The Austin Rail Now website (a project partly sponsored by Texas Association for Public Transportation and the Light Rail Now Project) has been a significant resource of information and analysis on Austin’s recent urban rail planning, including alternative plans as well as drawbacks of the official plan developed and recommended by Project Connect. Most of this material represents potentially useful guidance for other communities similarly involved in rail system planning. Listed below are just a few of the key major articles posted on the site that provide a better overview and insight into the forest of issues involved. ■

Project Connect planning problems

Project Connect’s “corridor” study — without corridors!

Surprise! Mayor and Project Connect select same routes they wanted in the first place

Questions for Project Connect

Memo to CCAG: “Pause” study or include “Lamar” sector

Project Connect Needs an Overhaul

What’s with Project Connect’s “2.9 million daily ridership” projection?

Will Project Connect continue to gag the public?

Science seems missing from Project Connect’s “scientific” transit planning

Project Connect’s urban rail forecasting methodology — Inflating ridership with “fudge factor”?

Reality Check: How plausible are Project Connect’s time/speed claims for Highland-Riverside urban rail plan?

Problems of Project Connect’s urban rail proposal

Dobbs: “Why are we squandering our best asset?”

Project Connect’s wasteful plan — Ultra-pricey urban rail “decoration” in the wrong route

Project Connect’s Austin urban rail would be 3rd-most-pricey LRT starter line in U.S. history

Project Connect’s urban rail plan “costs way too much to do too little”

Project Connect’s $500 million plan for bus infrastructure — The Elephant in the Road on Guadalupe-Lamar that could block urban rail

Project Connect’s urban rail plan is “worse than nothing”

Why Project Connect’s “Highland” urban rail would do nothing for I-35 congestion

Why Project Connect’s urban rail plan would remove just 1,800 cars a day — not 10,000

Project Connect’s gold-plated Austin urban rail plan shows planning process way off course

Three “incontrovertible facts” about urban rail proposals in Austin

Political issues of Project Connect plan

City Council to Central Austin: Drop Dead

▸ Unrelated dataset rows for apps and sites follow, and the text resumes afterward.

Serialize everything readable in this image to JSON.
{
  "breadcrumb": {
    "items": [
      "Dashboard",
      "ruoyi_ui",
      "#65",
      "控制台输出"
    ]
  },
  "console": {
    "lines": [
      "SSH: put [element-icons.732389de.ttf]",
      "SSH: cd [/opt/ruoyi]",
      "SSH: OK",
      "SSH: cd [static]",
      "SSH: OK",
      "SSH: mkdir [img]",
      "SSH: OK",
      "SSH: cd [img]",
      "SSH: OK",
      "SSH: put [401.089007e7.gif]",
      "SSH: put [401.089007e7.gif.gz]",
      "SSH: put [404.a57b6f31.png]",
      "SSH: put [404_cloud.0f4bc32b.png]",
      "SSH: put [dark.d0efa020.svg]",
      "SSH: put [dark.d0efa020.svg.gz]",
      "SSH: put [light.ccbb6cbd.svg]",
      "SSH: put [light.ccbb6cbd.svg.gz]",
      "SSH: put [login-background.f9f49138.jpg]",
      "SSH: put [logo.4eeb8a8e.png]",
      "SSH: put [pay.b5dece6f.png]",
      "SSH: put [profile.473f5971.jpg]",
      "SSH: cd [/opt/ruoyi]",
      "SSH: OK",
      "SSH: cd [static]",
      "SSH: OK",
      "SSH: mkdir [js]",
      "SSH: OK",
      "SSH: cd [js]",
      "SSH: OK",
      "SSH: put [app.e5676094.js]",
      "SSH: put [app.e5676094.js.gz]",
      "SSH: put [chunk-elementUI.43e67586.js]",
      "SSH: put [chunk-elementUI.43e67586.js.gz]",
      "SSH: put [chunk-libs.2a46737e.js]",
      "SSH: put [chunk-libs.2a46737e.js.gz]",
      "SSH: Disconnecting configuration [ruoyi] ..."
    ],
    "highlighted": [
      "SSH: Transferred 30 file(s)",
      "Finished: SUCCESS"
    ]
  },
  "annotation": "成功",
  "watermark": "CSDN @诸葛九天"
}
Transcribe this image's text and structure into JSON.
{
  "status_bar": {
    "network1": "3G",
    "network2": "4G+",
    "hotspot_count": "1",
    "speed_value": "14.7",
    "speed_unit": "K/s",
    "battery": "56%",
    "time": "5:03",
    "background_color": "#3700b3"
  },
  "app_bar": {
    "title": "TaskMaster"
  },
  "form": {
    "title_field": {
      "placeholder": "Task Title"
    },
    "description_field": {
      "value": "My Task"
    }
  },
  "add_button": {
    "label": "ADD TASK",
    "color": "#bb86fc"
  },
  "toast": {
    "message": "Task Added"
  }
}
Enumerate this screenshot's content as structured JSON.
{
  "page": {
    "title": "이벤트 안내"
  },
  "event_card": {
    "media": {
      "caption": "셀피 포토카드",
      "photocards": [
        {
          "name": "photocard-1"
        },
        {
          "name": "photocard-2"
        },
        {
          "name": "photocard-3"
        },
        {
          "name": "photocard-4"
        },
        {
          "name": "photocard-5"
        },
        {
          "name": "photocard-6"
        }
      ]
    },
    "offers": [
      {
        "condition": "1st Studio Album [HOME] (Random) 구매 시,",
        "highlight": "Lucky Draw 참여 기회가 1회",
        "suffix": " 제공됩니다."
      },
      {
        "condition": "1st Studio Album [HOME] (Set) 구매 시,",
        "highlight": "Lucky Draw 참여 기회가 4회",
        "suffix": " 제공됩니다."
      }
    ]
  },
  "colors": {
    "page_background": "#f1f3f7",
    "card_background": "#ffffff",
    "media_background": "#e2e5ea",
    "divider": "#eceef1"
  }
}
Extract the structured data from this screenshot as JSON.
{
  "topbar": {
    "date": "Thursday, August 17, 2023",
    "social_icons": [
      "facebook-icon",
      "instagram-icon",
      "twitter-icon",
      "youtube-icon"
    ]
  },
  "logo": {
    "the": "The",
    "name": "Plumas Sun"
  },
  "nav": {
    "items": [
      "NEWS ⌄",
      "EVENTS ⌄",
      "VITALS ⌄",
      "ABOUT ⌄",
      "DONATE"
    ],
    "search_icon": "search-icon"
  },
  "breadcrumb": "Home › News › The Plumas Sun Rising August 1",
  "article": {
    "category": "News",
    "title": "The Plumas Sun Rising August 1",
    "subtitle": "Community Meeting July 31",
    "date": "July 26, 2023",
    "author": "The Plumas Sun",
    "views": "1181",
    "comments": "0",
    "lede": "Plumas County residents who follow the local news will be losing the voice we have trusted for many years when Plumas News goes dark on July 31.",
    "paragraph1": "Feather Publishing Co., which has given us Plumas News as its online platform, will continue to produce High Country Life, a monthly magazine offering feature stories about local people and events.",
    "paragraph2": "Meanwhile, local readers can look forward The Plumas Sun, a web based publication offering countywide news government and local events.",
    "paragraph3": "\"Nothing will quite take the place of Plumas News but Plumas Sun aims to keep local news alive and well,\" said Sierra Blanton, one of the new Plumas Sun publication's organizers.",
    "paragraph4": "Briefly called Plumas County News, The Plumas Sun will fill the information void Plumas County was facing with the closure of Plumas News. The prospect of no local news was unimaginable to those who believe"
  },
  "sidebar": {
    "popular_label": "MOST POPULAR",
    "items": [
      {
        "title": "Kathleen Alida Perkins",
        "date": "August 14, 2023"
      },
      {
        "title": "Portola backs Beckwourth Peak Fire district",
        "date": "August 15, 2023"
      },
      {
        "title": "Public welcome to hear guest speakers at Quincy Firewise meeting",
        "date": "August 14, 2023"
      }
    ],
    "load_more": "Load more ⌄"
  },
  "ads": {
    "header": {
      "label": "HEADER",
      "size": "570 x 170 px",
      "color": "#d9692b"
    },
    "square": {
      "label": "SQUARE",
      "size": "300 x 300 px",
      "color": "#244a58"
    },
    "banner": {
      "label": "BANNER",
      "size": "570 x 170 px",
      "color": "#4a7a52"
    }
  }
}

City Council to Austin community: Shut Up

Baker: Connecting some dots on Austin’s urban rail planning

Official urban rail plan bulldozed to ballot — in bulging bundle

Guadalupe-Lamar alternative

An alternative Urban Rail plan

Give priority to “Missing Link”

Demographic maps show Lamar-Guadalupe trumps Mueller route for Urban Rail

Another alternative urban rail plan for Guadalupe-Lamar corridor

Guadalupe-Lamar urban rail line would serve 31% of all Austin jobs

How urban rail can be installed in the Guadalupe-Lamar corridor

Why the MetroRapid bus project currently is NOT an obstacle to urban rail in Guadalupe-Lamar

Contradicting local official claims, FTA says it “would consider request” for urban rail on North Lamar

West Campus is where the students are!

Austin’s 2000 light rail plan — Key documents detail costs, ridership of Lamar-Guadalupe-SoCo route